Task to carry out. Make a verbatim copy of all the records. Skip every image.

Start of Input for this task

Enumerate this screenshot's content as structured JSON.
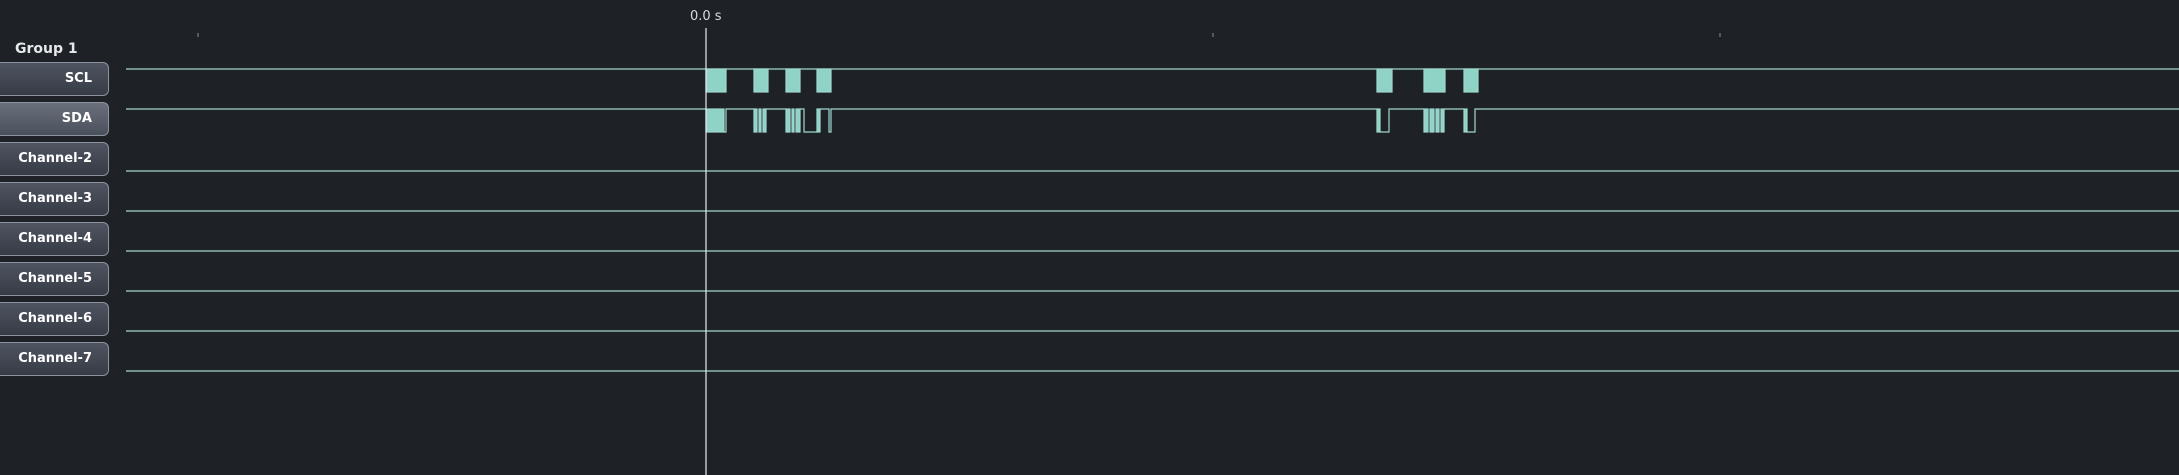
{
  "timeline": {
    "cursor_label": "0.0 s"
  },
  "group": {
    "label": "Group 1"
  },
  "channels": [
    {
      "label": "SCL",
      "selected": false
    },
    {
      "label": "SDA",
      "selected": true
    },
    {
      "label": "Channel-2",
      "selected": false
    },
    {
      "label": "Channel-3",
      "selected": false
    },
    {
      "label": "Channel-4",
      "selected": false
    },
    {
      "label": "Channel-5",
      "selected": false
    },
    {
      "label": "Channel-6",
      "selected": false
    },
    {
      "label": "Channel-7",
      "selected": false
    }
  ],
  "colors": {
    "background": "#1e2126",
    "trace": "#9fd8cf",
    "trace_fill": "#8fd3c7",
    "cursor": "#e8eaee"
  }
}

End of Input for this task

Result for this task.
Enumerate this screenshot's content as structured JSON.
{
  "timeline": {
    "cursor_label": "0.0 s"
  },
  "group": {
    "label": "Group 1"
  },
  "channels": [
    {
      "label": "SCL",
      "selected": false
    },
    {
      "label": "SDA",
      "selected": true
    },
    {
      "label": "Channel-2",
      "selected": false
    },
    {
      "label": "Channel-3",
      "selected": false
    },
    {
      "label": "Channel-4",
      "selected": false
    },
    {
      "label": "Channel-5",
      "selected": false
    },
    {
      "label": "Channel-6",
      "selected": false
    },
    {
      "label": "Channel-7",
      "selected": false
    }
  ],
  "colors": {
    "background": "#1e2126",
    "trace": "#9fd8cf",
    "trace_fill": "#8fd3c7",
    "cursor": "#e8eaee"
  }
}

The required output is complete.